The lawsuit, filed on behalf of parents who are only identified by their initials in court papers, seeks $1 million in damages. Their son was a student first at Martha Brown Middle School, then at Johanna Perrin, where he transferred because of the alleged bullying.
The court papers describe “persistent peer-to-peer bullying, including sexual harassment.”
In one example, the boy claims he “attempted to stow his violin in his orchestra locker, two lacrosse players approached him and one jammed a lacrosse stick into (his) buttocks.”
The lawsuit refers to numerous meetings between the boy’s parents and school staff, but the bullying allegedly continued and the boy was emotionally and physically distressed. The lawsuit says the district had the attitude of “boys will be boys.”

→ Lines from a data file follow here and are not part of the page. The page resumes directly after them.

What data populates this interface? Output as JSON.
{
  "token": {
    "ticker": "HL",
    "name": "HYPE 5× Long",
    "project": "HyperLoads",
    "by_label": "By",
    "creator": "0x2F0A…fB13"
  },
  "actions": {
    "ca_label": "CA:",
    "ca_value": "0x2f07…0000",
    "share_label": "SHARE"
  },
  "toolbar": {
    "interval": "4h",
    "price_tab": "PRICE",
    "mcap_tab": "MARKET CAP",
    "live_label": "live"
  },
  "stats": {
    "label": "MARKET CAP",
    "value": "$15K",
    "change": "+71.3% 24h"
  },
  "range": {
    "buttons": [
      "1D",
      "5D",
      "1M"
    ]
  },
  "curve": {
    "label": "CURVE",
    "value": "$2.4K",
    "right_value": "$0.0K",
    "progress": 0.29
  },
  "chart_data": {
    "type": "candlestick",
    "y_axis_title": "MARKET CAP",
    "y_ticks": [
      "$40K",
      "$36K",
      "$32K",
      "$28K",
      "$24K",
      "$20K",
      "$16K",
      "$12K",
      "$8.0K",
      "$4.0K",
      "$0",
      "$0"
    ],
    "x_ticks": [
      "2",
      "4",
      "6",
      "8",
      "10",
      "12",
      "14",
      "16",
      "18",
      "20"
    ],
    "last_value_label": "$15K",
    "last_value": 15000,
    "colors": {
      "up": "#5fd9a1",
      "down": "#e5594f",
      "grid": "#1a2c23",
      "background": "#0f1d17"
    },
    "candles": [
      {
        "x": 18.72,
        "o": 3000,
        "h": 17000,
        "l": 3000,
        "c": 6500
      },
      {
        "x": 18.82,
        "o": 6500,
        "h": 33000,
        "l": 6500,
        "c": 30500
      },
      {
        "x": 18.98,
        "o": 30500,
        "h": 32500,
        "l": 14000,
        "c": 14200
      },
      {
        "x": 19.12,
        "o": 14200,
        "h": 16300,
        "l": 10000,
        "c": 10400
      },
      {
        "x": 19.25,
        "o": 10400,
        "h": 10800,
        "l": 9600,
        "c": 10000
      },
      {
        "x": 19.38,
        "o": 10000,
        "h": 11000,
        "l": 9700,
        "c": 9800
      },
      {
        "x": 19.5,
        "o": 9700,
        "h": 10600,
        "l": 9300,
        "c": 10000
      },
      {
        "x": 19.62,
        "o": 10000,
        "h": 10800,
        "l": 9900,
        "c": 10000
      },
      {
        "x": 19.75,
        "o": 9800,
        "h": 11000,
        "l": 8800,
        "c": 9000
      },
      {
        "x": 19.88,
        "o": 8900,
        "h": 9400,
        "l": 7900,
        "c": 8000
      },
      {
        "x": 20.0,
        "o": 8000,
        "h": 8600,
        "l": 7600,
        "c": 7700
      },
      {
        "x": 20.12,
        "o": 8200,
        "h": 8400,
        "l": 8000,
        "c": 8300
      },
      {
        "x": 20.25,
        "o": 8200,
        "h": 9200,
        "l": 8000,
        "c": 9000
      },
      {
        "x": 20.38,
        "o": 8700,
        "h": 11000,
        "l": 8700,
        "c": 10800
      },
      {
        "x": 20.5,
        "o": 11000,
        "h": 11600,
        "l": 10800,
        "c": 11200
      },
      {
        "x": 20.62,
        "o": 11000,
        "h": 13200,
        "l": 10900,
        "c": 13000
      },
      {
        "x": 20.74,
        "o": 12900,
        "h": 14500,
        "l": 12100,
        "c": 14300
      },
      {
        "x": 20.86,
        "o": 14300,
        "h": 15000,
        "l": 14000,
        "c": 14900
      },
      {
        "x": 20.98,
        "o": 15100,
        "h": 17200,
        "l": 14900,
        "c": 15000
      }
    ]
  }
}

"This is an issue of national concern. The problem could have been easily addressed. They had plenty of time to address this. Earlier in the year we filed a notice of claim. The only remedy was a lawsuit. This poor kid was agonized," said the family's attorney, Jeff Wicks. "The United States Supreme Court has said once the school district is on notice there is a problem, they are responsible."
Fairport Superintendent Jon Hunter said he was surprised by the lawsuit.
"This is a student we are very concerned about,” said Hunter. “We have worked very hard with the student and his parents to meet his needs...We are still going to work very hard to serve this young man."
As awareness about bullying increases, these kinds of lawsuits are on the rise nationwide.
“It’s a big, growing area of law,” said local civil rights attorney Christina Agola.
Agola filed a bullying-related lawsuit against the Marion Central School District late last year. The lawsuit was settled in May. Agola said there was financial compensation, but would not give specifics. 13WHAM News filed a Freedom of Information request with the Marion superintendent to learn more about the settlement.
Agola said under the law, school districts must provide a safe, harassment-free environment.
“If they knew or should have known of the harassment or the bullying and took no remedial action to correct it, that opens the door to liability,” said Agola. “There are a whole panoply of tools a school district can use that have control over the students, to regulate the conduct of those people that it knows are in their boundaries and are committing offending acts.”